Verbatim copy without images: repeat the records in full.

Page and application data records:

>>>

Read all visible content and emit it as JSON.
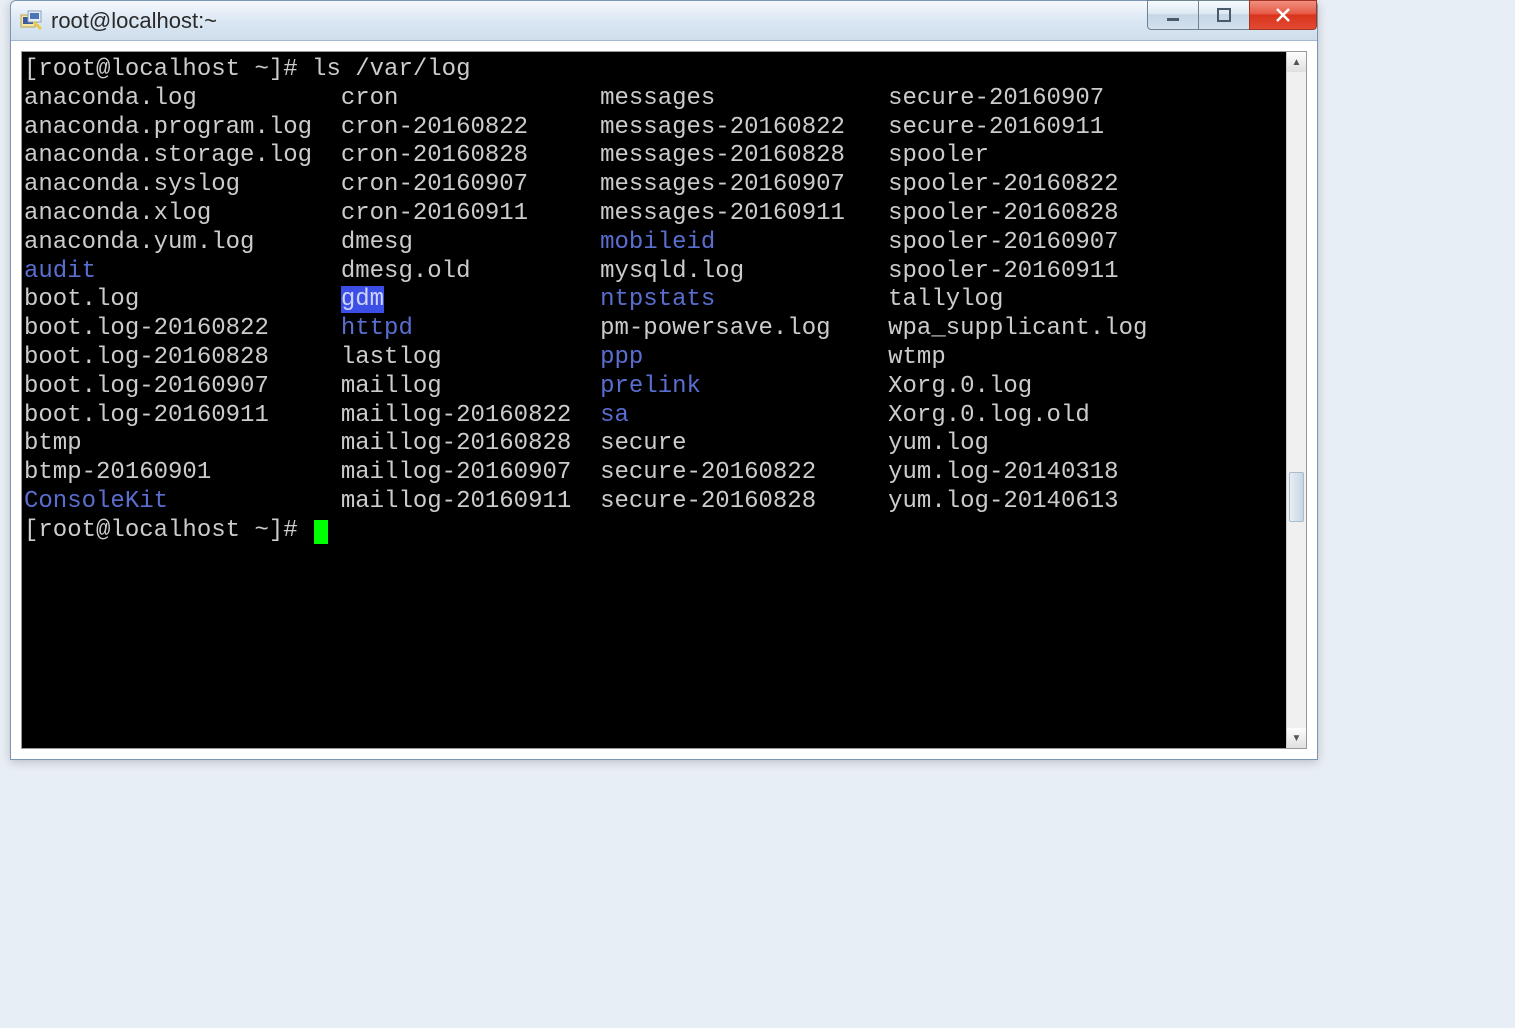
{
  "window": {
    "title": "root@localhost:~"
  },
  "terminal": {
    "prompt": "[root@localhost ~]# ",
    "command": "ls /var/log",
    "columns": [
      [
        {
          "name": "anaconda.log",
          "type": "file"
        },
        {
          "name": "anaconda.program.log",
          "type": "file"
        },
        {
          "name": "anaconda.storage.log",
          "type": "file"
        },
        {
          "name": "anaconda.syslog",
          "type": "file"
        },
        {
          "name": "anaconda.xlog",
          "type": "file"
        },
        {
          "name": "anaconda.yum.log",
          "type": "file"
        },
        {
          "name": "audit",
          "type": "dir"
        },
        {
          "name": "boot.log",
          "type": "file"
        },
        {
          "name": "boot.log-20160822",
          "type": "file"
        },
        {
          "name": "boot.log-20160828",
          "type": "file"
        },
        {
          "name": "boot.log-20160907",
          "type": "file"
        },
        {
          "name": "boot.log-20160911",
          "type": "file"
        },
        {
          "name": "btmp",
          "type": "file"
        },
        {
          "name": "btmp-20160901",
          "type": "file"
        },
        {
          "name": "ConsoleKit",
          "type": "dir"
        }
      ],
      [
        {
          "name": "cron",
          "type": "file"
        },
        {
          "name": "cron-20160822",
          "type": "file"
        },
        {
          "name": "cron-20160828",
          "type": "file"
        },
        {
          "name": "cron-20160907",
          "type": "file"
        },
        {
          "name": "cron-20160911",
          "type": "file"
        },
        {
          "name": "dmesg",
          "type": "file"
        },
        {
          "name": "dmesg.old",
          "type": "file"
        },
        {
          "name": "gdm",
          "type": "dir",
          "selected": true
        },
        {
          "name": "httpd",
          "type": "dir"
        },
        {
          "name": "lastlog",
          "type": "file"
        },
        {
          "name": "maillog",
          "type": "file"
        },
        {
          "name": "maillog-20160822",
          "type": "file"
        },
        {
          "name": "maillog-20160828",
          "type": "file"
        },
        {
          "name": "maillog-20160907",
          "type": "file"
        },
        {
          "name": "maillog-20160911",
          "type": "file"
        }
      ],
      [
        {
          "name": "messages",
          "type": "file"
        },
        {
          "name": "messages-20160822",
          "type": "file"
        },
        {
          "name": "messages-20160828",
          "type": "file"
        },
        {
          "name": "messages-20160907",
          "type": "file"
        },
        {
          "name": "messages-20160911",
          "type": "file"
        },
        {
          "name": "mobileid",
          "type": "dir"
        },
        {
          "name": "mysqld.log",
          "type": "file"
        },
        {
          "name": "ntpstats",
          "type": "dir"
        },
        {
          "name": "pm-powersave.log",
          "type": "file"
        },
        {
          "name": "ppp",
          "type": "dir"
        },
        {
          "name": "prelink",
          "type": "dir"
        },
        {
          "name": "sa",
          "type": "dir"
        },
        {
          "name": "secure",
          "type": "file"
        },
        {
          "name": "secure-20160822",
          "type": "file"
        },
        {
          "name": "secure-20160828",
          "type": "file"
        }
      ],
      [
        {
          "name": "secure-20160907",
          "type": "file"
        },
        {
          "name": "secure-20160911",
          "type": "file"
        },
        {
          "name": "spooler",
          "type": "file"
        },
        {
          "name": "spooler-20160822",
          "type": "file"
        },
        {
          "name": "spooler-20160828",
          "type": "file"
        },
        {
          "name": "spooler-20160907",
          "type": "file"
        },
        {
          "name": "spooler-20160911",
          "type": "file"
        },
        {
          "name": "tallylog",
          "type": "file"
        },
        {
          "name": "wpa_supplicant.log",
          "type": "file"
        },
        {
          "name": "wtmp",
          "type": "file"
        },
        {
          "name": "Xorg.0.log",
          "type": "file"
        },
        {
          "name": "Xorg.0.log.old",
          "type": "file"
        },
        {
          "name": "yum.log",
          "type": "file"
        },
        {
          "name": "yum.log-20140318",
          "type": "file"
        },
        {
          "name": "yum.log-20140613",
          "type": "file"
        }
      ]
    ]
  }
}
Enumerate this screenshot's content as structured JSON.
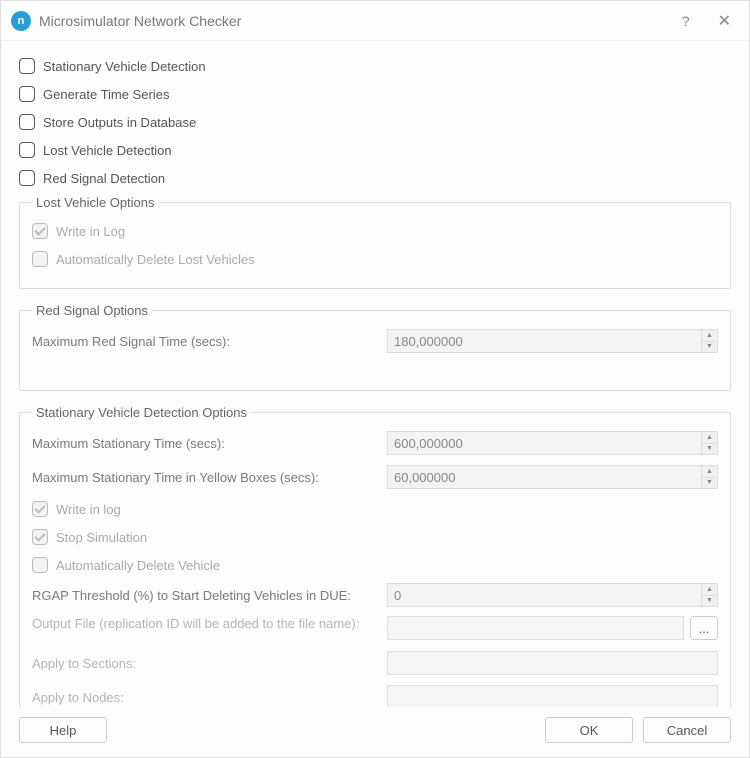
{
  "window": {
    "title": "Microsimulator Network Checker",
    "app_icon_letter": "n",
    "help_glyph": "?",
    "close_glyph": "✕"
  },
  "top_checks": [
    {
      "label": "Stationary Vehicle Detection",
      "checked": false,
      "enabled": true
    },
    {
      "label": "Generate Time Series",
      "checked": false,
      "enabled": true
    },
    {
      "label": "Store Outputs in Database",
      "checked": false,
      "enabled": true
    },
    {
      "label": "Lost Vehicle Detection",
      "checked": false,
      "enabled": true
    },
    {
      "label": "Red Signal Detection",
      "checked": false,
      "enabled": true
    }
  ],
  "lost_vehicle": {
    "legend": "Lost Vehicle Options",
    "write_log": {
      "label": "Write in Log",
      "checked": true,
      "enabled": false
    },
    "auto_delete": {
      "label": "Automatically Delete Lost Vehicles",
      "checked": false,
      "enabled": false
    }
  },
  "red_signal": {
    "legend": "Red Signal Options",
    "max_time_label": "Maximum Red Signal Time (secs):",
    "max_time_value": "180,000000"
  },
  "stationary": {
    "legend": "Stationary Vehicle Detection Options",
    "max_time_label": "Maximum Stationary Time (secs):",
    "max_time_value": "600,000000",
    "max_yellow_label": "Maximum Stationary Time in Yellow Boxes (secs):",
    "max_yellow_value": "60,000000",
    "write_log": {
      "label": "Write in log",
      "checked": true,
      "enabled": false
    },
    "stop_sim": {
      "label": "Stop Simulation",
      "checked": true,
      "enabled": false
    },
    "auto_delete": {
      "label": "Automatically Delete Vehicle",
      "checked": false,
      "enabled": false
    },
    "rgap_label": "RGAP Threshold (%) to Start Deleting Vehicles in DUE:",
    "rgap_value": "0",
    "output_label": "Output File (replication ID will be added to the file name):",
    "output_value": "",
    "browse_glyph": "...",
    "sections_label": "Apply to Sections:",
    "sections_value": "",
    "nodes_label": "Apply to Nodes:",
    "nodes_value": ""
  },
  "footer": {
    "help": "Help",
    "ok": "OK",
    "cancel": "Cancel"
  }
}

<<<

Completed task:
Read all visible content and emit it as JSON.
{
  "window": {
    "title": "root@localhost:~"
  },
  "terminal": {
    "prompt": "[root@localhost ~]# ",
    "command": "ls /var/log",
    "columns": [
      [
        {
          "name": "anaconda.log",
          "type": "file"
        },
        {
          "name": "anaconda.program.log",
          "type": "file"
        },
        {
          "name": "anaconda.storage.log",
          "type": "file"
        },
        {
          "name": "anaconda.syslog",
          "type": "file"
        },
        {
          "name": "anaconda.xlog",
          "type": "file"
        },
        {
          "name": "anaconda.yum.log",
          "type": "file"
        },
        {
          "name": "audit",
          "type": "dir"
        },
        {
          "name": "boot.log",
          "type": "file"
        },
        {
          "name": "boot.log-20160822",
          "type": "file"
        },
        {
          "name": "boot.log-20160828",
          "type": "file"
        },
        {
          "name": "boot.log-20160907",
          "type": "file"
        },
        {
          "name": "boot.log-20160911",
          "type": "file"
        },
        {
          "name": "btmp",
          "type": "file"
        },
        {
          "name": "btmp-20160901",
          "type": "file"
        },
        {
          "name": "ConsoleKit",
          "type": "dir"
        }
      ],
      [
        {
          "name": "cron",
          "type": "file"
        },
        {
          "name": "cron-20160822",
          "type": "file"
        },
        {
          "name": "cron-20160828",
          "type": "file"
        },
        {
          "name": "cron-20160907",
          "type": "file"
        },
        {
          "name": "cron-20160911",
          "type": "file"
        },
        {
          "name": "dmesg",
          "type": "file"
        },
        {
          "name": "dmesg.old",
          "type": "file"
        },
        {
          "name": "gdm",
          "type": "dir",
          "selected": true
        },
        {
          "name": "httpd",
          "type": "dir"
        },
        {
          "name": "lastlog",
          "type": "file"
        },
        {
          "name": "maillog",
          "type": "file"
        },
        {
          "name": "maillog-20160822",
          "type": "file"
        },
        {
          "name": "maillog-20160828",
          "type": "file"
        },
        {
          "name": "maillog-20160907",
          "type": "file"
        },
        {
          "name": "maillog-20160911",
          "type": "file"
        }
      ],
      [
        {
          "name": "messages",
          "type": "file"
        },
        {
          "name": "messages-20160822",
          "type": "file"
        },
        {
          "name": "messages-20160828",
          "type": "file"
        },
        {
          "name": "messages-20160907",
          "type": "file"
        },
        {
          "name": "messages-20160911",
          "type": "file"
        },
        {
          "name": "mobileid",
          "type": "dir"
        },
        {
          "name": "mysqld.log",
          "type": "file"
        },
        {
          "name": "ntpstats",
          "type": "dir"
        },
        {
          "name": "pm-powersave.log",
          "type": "file"
        },
        {
          "name": "ppp",
          "type": "dir"
        },
        {
          "name": "prelink",
          "type": "dir"
        },
        {
          "name": "sa",
          "type": "dir"
        },
        {
          "name": "secure",
          "type": "file"
        },
        {
          "name": "secure-20160822",
          "type": "file"
        },
        {
          "name": "secure-20160828",
          "type": "file"
        }
      ],
      [
        {
          "name": "secure-20160907",
          "type": "file"
        },
        {
          "name": "secure-20160911",
          "type": "file"
        },
        {
          "name": "spooler",
          "type": "file"
        },
        {
          "name": "spooler-20160822",
          "type": "file"
        },
        {
          "name": "spooler-20160828",
          "type": "file"
        },
        {
          "name": "spooler-20160907",
          "type": "file"
        },
        {
          "name": "spooler-20160911",
          "type": "file"
        },
        {
          "name": "tallylog",
          "type": "file"
        },
        {
          "name": "wpa_supplicant.log",
          "type": "file"
        },
        {
          "name": "wtmp",
          "type": "file"
        },
        {
          "name": "Xorg.0.log",
          "type": "file"
        },
        {
          "name": "Xorg.0.log.old",
          "type": "file"
        },
        {
          "name": "yum.log",
          "type": "file"
        },
        {
          "name": "yum.log-20140318",
          "type": "file"
        },
        {
          "name": "yum.log-20140613",
          "type": "file"
        }
      ]
    ]
  }
}
Enumerate this screenshot's content as structured JSON.
{
  "window": {
    "title": "Microsimulator Network Checker",
    "app_icon_letter": "n",
    "help_glyph": "?",
    "close_glyph": "✕"
  },
  "top_checks": [
    {
      "label": "Stationary Vehicle Detection",
      "checked": false,
      "enabled": true
    },
    {
      "label": "Generate Time Series",
      "checked": false,
      "enabled": true
    },
    {
      "label": "Store Outputs in Database",
      "checked": false,
      "enabled": true
    },
    {
      "label": "Lost Vehicle Detection",
      "checked": false,
      "enabled": true
    },
    {
      "label": "Red Signal Detection",
      "checked": false,
      "enabled": true
    }
  ],
  "lost_vehicle": {
    "legend": "Lost Vehicle Options",
    "write_log": {
      "label": "Write in Log",
      "checked": true,
      "enabled": false
    },
    "auto_delete": {
      "label": "Automatically Delete Lost Vehicles",
      "checked": false,
      "enabled": false
    }
  },
  "red_signal": {
    "legend": "Red Signal Options",
    "max_time_label": "Maximum Red Signal Time (secs):",
    "max_time_value": "180,000000"
  },
  "stationary": {
    "legend": "Stationary Vehicle Detection Options",
    "max_time_label": "Maximum Stationary Time (secs):",
    "max_time_value": "600,000000",
    "max_yellow_label": "Maximum Stationary Time in Yellow Boxes (secs):",
    "max_yellow_value": "60,000000",
    "write_log": {
      "label": "Write in log",
      "checked": true,
      "enabled": false
    },
    "stop_sim": {
      "label": "Stop Simulation",
      "checked": true,
      "enabled": false
    },
    "auto_delete": {
      "label": "Automatically Delete Vehicle",
      "checked": false,
      "enabled": false
    },
    "rgap_label": "RGAP Threshold (%) to Start Deleting Vehicles in DUE:",
    "rgap_value": "0",
    "output_label": "Output File (replication ID will be added to the file name):",
    "output_value": "",
    "browse_glyph": "...",
    "sections_label": "Apply to Sections:",
    "sections_value": "",
    "nodes_label": "Apply to Nodes:",
    "nodes_value": ""
  },
  "footer": {
    "help": "Help",
    "ok": "OK",
    "cancel": "Cancel"
  }
}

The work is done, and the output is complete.